Branched bogs, a curiously quiet
afternoon, rapt, mad with heat.
We keep throwing rocks, despite
the moans, the pleas,
after cursing turns to begging,
lightning bugs dot the darkness
Last time the stream ran too
high and alliances were laid bare,
our sinew fraying
in time, tethers becoming water, accepting
consequence, asking questions into the
And so, it felt right to heave, to
rebel against the soil itself, to
forget what we had learned.
Being the stagnant water or the
thousands of humming mosquitos flying
weakly to wherever the wind pushed,
we found ourselves no longer able to
return home, we
having forgotten the language of parades
there being something about the grey clay
of eroding riverbanks
that cannot be translated.
Until now this much was obvious, that
the rules never changed,
that we had never left the woods,
Carry with you a thousand miles of rusted fence.
Slurry upland and rest
by the prickly
grazing on the leeward
of changing hills’
It’s shadow, memory,
as shadows are
hiding the face
, avoiding stepdads,
fork on plate,
amplified in quiet rooms.
In lucid daydreams
the dirty water
fills the potholes
every winter, we
embrace like a
Goodnight kiss, saying,
Does it mean anything if
cows are happy
when the veiny storm clouds
settle above in bulbous purple
when this town’s muddy ditches
are just one year

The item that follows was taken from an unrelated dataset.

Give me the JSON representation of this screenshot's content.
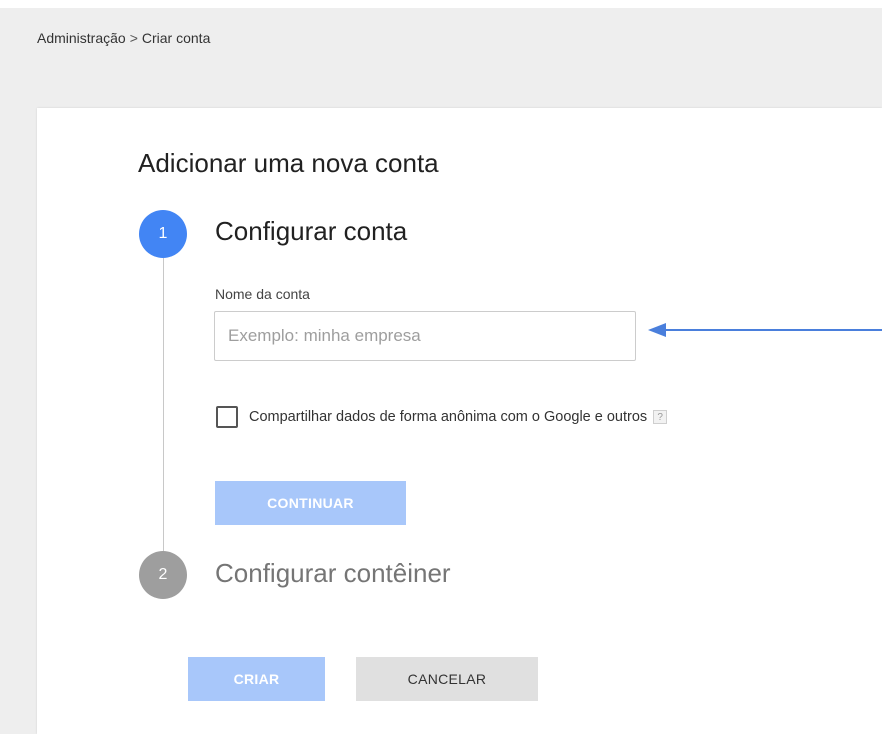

We make do with brackish tributaries,
rusty crab cages sloshing through
the thick grey chop, or…
The alluvial plane is silent, a
semi-aquatic meadow on the cusp
of billowing smoke and the apparatus of
industrial revolution decay.
An ornament hung on humid reveries we manifest
among sagging willows.
When mud is your milieu, the
nostalgia is warmer, it has
other connotations, as if we
had the luxury to
Upstream, furnaces burn,
whole economies built on
sweat and Sunday mass.
We hear differently and speak
When the shadows that separate
work from worship embrace
Fearless parking lots the
headlights again, reflected in
Big Gulps and soiled paper.
Endless smoke, a single blinking light.
The future comes in
loosely tied shoes. There are
probably some other intentions
out on the edge
of the park, always helicopters
swirling in code. Trees here
are accustomed to bowing.
Bio: Gregory McGreevy lives and writes poetry in Baltimore, Maryland. His work has previously been featured in West Trade Review, The Finger Literary Journal, and The Northern Virginia Review, among others.